EB1911 Sponges - Cydonium eosaster (2).jpg
(After Sollas.)

Fig. 23.—Section through the cortex and part of the choanosome of Cydonium eosaster (Sollas), showing a pore-sieve and underlying chone in the cortex. The chone communicates below with a subcortical crypt, from which the inhalant canals originate. The cortex contains numerous sterrasters, connected with one another by fibrous bands.

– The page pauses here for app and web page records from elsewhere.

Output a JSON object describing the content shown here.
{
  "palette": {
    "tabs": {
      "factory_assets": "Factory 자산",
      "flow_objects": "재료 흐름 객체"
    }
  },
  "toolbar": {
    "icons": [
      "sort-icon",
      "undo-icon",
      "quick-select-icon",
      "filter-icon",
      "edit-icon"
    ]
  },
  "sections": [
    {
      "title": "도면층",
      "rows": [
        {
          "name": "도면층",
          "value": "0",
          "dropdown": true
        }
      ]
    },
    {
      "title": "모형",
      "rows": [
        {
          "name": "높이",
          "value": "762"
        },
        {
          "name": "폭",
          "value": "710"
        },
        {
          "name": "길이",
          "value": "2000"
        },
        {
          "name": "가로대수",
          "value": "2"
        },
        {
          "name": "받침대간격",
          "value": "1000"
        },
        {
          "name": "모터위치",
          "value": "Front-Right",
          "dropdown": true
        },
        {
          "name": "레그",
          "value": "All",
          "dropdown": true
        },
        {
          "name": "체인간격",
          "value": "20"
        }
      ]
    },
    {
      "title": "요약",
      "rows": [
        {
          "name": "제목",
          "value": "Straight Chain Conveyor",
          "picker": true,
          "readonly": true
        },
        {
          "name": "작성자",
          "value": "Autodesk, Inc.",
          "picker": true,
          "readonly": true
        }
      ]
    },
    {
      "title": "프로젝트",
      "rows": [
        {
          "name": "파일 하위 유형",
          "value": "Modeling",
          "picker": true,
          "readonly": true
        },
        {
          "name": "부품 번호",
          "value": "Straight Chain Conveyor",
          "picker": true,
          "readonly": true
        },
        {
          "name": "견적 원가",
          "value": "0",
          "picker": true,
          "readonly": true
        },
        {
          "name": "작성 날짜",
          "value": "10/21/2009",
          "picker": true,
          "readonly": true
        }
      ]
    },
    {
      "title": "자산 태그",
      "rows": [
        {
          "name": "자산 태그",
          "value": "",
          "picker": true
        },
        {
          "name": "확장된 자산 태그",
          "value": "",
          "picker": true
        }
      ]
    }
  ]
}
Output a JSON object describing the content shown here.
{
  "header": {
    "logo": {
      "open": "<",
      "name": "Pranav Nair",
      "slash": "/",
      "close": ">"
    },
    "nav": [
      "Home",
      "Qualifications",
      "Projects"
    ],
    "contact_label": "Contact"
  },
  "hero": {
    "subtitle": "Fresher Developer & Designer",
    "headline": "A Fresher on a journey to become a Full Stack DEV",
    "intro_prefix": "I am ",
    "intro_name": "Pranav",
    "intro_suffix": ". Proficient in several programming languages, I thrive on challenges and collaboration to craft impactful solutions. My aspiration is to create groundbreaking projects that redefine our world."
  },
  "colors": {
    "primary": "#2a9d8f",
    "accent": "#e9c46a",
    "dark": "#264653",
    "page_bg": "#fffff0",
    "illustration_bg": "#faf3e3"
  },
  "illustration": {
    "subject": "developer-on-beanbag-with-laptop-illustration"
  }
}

With the growth of the ectosome we necessarily get a corresponding development of the proximal portion of the inhalant canal-system. At first the ectosome is merely a thin membrane, the dermal membrane, pierced by the inhalant pores, which are usually arranged in groups. Beneath the groups of pores (pore-areas) lie spacious subdermal cavities which form the commencement of the inhalant canal-system in the choanosome. In more advanced types the ectosome becomes greatly thickened and may be specially strengthened in a variety of ways to form a cortex. The inhalant pores now no longer lead directly into the subdermal cavities, but first into a series of cavities lying in the cortex and known as chones, which may be separated from the underlying subdermal cavities (sub-cortical crypts) by definite sphincters (Cydonium, fig. 23).

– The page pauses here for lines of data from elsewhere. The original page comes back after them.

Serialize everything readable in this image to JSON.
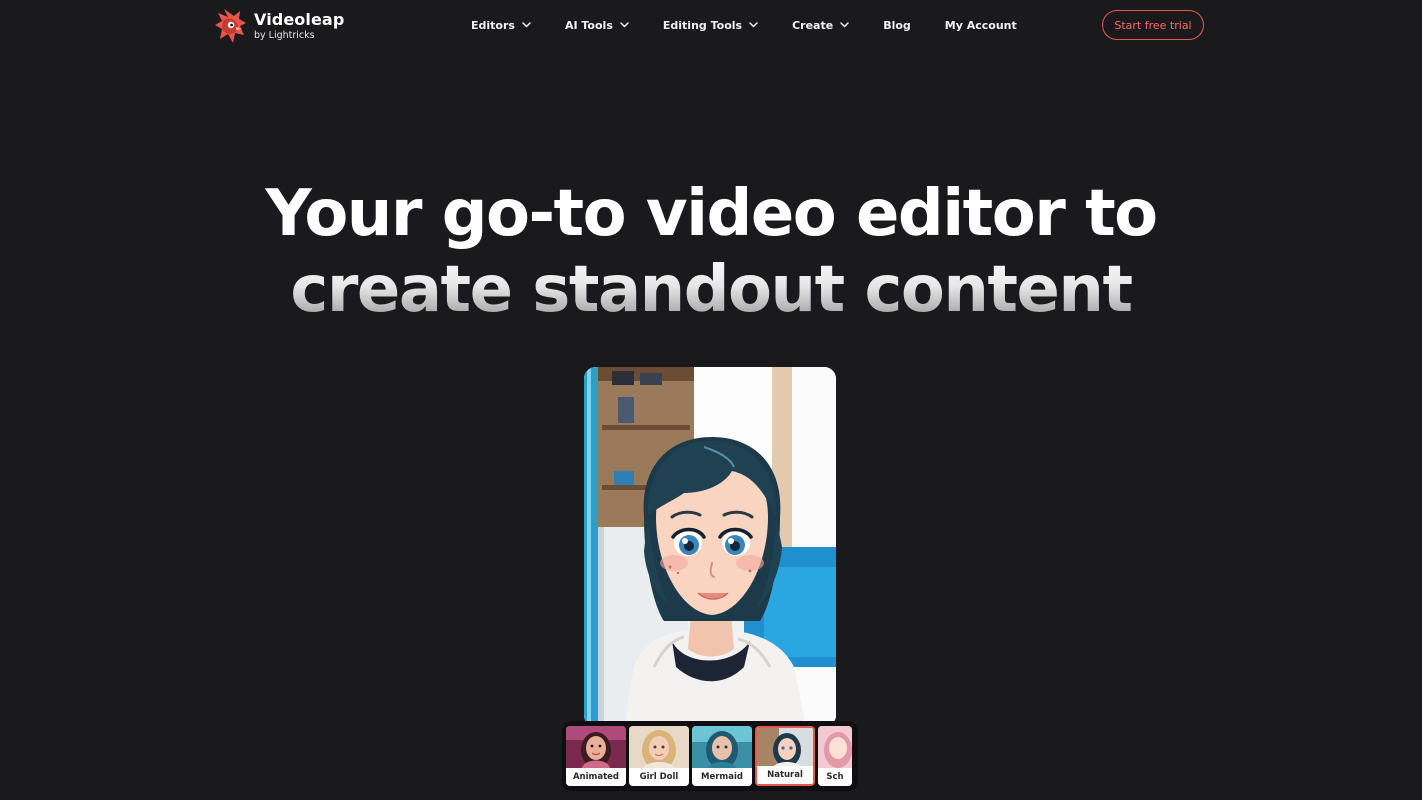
{
  "brand": {
    "name": "Videoleap",
    "byline": "by Lightricks",
    "accent": "#e8564a",
    "icon": "videoleap-logo-icon"
  },
  "nav": {
    "items": [
      {
        "label": "Editors",
        "has_dropdown": true
      },
      {
        "label": "AI Tools",
        "has_dropdown": true
      },
      {
        "label": "Editing Tools",
        "has_dropdown": true
      },
      {
        "label": "Create",
        "has_dropdown": true
      },
      {
        "label": "Blog",
        "has_dropdown": false
      },
      {
        "label": "My Account",
        "has_dropdown": false
      }
    ],
    "dropdown_icon": "chevron-down-icon"
  },
  "cta": {
    "label": "Start free trial",
    "color": "#ff6b5e"
  },
  "hero": {
    "line1": "Your go-to video editor to",
    "line2": "create standout content"
  },
  "styles": {
    "items": [
      {
        "label": "Animated",
        "selected": false
      },
      {
        "label": "Girl Doll",
        "selected": false
      },
      {
        "label": "Mermaid",
        "selected": false
      },
      {
        "label": "Natural",
        "selected": true
      },
      {
        "label": "Sch",
        "selected": false
      }
    ]
  },
  "colors": {
    "background": "#1a1a1d",
    "text": "#ffffff"
  }
}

The arrangement of the oscula and pores on the surface of the sponge varies greatly in different types, and sometimes gives rise to very striking modifications of the external form. The oscula or vents are usually relatively large openings situated on the more prominent parts of the sponge, often on special elevations. Occasionally they are replaced by sieve-like oscular areas (e.g. Geodia perarmata), a modification which doubtless serves to prevent foreign bodies from entering the wide exhalant canals. The inhalant pores may be irregularly scattered over the surface of the sponge or collected in more or less well-defined pore-areas. In cup-shaped sponges the pores are usually confined to the outer and the oscula to the inner surface. In flabellate sponges we find pores on one side and oscula on the other. In Tedania actiniiformis, a deep-sea form, the pores are restricted to a narrow band surrounding the columnar body of the sponge just beneath the flattened top, which bears the vents; thus they are kept from being choked up by the soft ooze on which the sponge lies. In Xenospongia, a flattened discoid form, they are confined to narrow grooves on the upper surface, the chief of which run round the margin of the disk. In Esperella murrayi the pores are also confined to special grooves on the surface of the sponge, and in both these cases the grooves can apparently be opened and closed by special bands of muscle-fibres, and the supply of water thus regulated. In some species of Latrunculia we find the surface of the sponge covered with